PROBLEM TO WORK ON
The word "title" appears in some lines of the records below; state how many lines, and nothing else.

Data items
■ ■ ■ ■ ■ ■ ■
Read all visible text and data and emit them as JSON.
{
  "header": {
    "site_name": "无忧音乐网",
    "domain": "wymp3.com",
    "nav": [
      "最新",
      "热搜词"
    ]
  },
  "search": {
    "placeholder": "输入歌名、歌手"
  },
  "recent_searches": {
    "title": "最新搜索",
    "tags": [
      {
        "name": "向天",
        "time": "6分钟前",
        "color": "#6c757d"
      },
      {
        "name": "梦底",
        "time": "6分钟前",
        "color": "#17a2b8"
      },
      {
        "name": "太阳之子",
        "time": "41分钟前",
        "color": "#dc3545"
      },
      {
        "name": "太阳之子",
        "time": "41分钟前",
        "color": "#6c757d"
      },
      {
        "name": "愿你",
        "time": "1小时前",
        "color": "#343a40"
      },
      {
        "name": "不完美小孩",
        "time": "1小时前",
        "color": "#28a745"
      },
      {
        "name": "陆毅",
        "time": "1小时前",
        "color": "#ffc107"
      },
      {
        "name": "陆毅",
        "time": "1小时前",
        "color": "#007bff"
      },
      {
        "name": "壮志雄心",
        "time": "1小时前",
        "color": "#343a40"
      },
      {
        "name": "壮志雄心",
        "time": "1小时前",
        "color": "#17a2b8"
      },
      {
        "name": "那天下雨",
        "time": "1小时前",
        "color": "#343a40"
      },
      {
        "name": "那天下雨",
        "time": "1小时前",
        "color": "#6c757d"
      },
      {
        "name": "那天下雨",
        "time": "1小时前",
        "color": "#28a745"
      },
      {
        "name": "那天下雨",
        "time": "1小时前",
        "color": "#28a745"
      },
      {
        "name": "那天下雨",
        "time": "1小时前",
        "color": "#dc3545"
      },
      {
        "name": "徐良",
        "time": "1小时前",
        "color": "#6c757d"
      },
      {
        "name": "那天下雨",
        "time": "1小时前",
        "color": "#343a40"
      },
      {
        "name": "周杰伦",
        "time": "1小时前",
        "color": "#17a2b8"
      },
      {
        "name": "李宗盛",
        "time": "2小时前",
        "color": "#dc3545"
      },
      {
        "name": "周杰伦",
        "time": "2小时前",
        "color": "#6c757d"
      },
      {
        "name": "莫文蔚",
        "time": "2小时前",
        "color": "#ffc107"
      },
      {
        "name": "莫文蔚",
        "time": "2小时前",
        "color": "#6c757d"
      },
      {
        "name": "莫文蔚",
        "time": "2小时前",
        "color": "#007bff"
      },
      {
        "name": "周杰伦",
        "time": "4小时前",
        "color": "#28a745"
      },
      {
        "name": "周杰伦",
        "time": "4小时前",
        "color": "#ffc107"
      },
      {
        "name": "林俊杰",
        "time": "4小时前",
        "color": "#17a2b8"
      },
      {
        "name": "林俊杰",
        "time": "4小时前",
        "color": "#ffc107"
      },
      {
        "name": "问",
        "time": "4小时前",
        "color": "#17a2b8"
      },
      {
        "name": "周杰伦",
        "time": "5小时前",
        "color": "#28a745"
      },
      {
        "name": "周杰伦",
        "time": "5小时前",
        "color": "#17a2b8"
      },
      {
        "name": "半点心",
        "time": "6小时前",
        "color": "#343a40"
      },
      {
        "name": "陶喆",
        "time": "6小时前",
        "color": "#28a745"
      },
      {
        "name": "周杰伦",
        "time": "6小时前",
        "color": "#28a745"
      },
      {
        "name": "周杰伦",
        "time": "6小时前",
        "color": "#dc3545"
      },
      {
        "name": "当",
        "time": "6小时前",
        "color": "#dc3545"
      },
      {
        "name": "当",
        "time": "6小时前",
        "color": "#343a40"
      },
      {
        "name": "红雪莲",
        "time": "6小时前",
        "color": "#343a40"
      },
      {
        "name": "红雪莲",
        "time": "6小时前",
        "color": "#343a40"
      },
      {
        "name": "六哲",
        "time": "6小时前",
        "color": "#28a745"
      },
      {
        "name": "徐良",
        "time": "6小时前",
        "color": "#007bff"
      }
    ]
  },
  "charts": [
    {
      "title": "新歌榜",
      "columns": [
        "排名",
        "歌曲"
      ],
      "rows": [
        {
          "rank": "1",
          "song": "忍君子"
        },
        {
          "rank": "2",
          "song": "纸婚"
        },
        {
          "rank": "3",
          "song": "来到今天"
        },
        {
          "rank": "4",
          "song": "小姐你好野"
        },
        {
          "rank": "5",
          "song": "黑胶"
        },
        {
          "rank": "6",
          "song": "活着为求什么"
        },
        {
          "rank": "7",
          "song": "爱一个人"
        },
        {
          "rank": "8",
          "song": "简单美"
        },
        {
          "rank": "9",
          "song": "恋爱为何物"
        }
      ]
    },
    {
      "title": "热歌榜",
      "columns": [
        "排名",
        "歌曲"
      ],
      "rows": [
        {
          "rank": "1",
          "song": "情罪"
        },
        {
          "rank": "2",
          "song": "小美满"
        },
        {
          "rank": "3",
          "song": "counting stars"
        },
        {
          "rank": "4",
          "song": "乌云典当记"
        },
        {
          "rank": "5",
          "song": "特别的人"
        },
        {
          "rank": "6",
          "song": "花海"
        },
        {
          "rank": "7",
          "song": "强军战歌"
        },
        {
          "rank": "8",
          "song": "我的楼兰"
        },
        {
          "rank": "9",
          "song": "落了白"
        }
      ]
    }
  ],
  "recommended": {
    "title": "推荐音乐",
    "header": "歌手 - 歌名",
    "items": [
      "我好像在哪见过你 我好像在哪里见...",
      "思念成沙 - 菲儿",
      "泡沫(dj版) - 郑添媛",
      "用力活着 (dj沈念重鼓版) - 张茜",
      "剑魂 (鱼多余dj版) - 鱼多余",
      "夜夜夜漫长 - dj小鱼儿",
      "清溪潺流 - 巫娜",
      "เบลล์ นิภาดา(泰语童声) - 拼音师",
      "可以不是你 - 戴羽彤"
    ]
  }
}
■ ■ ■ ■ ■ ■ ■
EXERCISE OUTPUT
4